The American alligator (Alligator mississipiensis) is a big reptile belonging to the family of crocodiles. It is indigenous in south east of United States of America. Mature male alligators measure 3.4 meters to 5 meters long, and has a life weight of 450 to 600 kilograms. On the other hand, females are small, measuring approximately three meters long. The American alligator has a broad mouth, overlapping jaws, and dark color.
American alligators are top predators. Mature alligators feed on vertebrates such as mammals, birds, reptiles, fish, and amphibians. Young alligators consume animals without backbone including insects, spiders, snails, worms, and insect larvae. American alligator hunt for animals lesser its size. A recent research in its digestive system indicated that some of indigenous raccoons, muskrats and mammals are dominant on the diet. Calves, cats and dogs are second on the list of alligators’ diet. Alligators also feed on birds such as herons, egrets, storks and coots. Young fledgling birds learning to fly at the water banks in late summer also serve as the main target.
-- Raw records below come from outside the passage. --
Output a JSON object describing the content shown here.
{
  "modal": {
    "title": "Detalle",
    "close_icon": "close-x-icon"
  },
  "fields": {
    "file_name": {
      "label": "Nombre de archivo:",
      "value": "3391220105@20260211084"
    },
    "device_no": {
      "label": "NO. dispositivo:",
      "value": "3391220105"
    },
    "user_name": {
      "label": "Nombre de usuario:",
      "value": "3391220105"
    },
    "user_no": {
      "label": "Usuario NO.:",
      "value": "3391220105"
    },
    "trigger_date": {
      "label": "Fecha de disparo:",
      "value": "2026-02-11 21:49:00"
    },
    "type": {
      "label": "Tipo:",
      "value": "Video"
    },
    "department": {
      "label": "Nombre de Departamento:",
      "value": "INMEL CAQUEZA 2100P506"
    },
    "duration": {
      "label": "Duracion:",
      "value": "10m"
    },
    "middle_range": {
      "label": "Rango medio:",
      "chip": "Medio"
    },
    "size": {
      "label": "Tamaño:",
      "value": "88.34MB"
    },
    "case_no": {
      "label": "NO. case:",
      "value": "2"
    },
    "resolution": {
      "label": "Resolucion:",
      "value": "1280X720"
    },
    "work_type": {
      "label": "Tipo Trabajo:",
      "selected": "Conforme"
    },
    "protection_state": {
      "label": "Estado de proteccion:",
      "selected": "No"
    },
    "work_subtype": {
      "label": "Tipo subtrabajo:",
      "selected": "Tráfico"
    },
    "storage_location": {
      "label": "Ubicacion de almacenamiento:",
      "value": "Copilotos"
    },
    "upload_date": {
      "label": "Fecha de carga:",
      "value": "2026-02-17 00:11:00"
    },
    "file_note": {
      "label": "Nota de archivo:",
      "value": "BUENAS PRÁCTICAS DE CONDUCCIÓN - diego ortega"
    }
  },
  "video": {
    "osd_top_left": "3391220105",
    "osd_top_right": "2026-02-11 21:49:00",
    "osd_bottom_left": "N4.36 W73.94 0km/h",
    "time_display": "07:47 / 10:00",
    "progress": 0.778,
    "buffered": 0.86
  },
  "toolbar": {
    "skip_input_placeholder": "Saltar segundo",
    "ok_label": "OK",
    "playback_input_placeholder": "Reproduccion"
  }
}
Habitat and Range
American alligators are dominant in wild southeastern United States of North Carolina, South Carolina, Florida, Alabama, and great dismal swamp of Virginia. Some new alligator habitats are continually coming up. Though the new habitats are smaller, they have promising multiplication due favorable environmental conditions. Majorly, alligators inhabit ponds, lakes, rivers, streams, and swamps. A recent study revealed that one alligator lived in a river for ten years in North Atlanta, Georgia.
Most females and young ones live in Carolina bays and surrounding wetlands. They like fresh water but may move to saline water. However, they cannot withstand salty water as they have non-functional salt glands on the tongue. In North Central Florida, studies revealed that male alligators mainly thrive in open lakes during spring. Their female counterparts prefer dwelling in swamps and open waters during spring. During summer, male alligators prefer open water while females opt for swamps in order to construct nests to lay eggs in. During winter, both male and females will hibernate in banks or tree clumps. American alligators thrive well even under cold conditions. They are active even under temperatures of seven degrees Celsius. The alligators are well equipped to deal with cooler conditions, thus, they have spread further north from the equator.
American alligators breed in spring. During this season, the alligators come together for courtship and mating. Females make nests composed of leaves, sticks, vegetation, and mud. Females lay twenty to fifty eggs and cover them with vegetation in order to provide warmth to the eggs. Sex development in alligators depends on temperature. Males develop at a temperature 34 degrees Celsius or more, while females develop at temperature 30 degrees Celsius or lower.
American alligators turn wetlands to small holes that hold water for dry seasons. These holes serve as homes for other water animals as well. Water animals escape drought by hibernating in alligator holes. Alligators also control perennial vegetation in wetlands. They achieve this by feeding on small animals like coypu, which can clear marshy vegetation.